Colegrove, K. M., J. A. St. Leger, S. Raverty, S. Jang, M. Berman-Kowalewski, and J. K. Gaydos. 2010. Salmonella Newport Omphaloarteritis in a Stranded Killer Whale (Orcinus orca) Neonate. Journal of Wildlife Diseases, 46(4), 2010, pp. 1300-1304.
Link: Not available. Please email us at seadoc -@- seadocsociety.org to request a copy of the paper.

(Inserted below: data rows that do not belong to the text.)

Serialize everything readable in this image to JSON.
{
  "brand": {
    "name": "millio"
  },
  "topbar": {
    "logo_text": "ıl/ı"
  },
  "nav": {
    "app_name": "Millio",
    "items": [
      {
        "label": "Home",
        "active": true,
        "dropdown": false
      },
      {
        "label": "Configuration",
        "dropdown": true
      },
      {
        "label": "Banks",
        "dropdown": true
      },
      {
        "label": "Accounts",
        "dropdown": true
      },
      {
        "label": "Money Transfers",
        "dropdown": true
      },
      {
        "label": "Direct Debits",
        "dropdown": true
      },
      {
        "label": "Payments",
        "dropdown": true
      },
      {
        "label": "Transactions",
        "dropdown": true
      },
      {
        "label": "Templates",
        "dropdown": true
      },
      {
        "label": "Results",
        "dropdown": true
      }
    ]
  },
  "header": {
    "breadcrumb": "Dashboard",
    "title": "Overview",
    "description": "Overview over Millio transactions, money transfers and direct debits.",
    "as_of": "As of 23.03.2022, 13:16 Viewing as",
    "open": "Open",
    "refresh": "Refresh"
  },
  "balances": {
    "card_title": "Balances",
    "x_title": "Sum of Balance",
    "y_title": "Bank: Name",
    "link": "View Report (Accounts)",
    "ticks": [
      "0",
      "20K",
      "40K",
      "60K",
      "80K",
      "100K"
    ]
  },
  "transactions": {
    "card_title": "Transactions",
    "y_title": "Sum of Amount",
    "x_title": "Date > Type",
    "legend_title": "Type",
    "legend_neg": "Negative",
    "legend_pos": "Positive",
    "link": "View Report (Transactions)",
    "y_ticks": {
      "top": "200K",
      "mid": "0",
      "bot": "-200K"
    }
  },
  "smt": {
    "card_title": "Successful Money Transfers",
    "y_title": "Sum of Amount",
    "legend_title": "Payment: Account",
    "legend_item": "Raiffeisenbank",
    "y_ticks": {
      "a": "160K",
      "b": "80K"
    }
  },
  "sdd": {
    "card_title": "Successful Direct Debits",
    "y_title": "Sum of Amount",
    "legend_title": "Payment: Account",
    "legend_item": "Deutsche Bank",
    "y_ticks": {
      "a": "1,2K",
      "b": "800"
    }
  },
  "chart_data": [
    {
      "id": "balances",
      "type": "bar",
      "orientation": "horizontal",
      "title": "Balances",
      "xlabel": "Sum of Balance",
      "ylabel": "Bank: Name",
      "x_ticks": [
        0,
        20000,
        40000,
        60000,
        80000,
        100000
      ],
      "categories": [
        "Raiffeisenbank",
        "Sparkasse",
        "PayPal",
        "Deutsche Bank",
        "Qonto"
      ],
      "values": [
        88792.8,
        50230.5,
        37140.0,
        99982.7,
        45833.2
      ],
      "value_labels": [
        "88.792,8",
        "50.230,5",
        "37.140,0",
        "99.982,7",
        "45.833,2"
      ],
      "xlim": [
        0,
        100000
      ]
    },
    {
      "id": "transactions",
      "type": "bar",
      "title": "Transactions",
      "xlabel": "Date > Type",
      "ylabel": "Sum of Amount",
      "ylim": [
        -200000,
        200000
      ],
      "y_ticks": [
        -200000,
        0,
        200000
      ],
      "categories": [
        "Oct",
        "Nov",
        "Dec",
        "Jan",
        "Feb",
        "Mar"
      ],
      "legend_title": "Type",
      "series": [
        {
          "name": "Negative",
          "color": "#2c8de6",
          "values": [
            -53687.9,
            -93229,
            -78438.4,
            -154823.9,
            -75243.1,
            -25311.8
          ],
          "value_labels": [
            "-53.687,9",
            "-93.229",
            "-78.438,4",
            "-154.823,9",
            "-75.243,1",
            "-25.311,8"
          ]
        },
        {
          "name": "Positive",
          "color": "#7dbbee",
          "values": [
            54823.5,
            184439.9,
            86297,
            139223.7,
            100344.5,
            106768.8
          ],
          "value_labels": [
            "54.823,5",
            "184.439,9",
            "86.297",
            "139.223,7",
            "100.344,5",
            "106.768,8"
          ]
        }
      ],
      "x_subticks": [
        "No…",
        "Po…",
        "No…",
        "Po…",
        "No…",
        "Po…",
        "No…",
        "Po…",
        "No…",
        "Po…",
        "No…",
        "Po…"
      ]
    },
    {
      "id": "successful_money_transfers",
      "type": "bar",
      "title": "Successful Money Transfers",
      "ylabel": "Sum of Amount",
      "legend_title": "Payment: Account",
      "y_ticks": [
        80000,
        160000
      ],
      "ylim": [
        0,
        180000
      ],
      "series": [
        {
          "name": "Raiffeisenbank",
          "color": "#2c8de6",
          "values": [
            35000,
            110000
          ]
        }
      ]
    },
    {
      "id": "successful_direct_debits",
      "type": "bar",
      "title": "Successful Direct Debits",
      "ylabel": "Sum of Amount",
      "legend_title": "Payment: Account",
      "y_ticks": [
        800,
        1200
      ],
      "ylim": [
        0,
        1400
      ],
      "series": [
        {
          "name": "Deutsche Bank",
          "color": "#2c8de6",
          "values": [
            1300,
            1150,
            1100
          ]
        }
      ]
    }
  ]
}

Salmonella enterica serovar Newport (Salmonella Newport) was isolated from multiple tissues in a neonate killer whale (Orcinus orca) that stranded dead in 2005 along the central coast of California, USA. Necrotizing omphaloarteritis and omphalophlebitis was observed on histologic examination suggesting umbilical infection was the route of entry. Genetic analysis of skin samples indicated that the neonate had an offshore haplotype. Salmonellosis has rarely been identified in free-ranging marine mammals and the significance of Salmonella Newport infection to the health of free-ranging killer whales is currently unknown.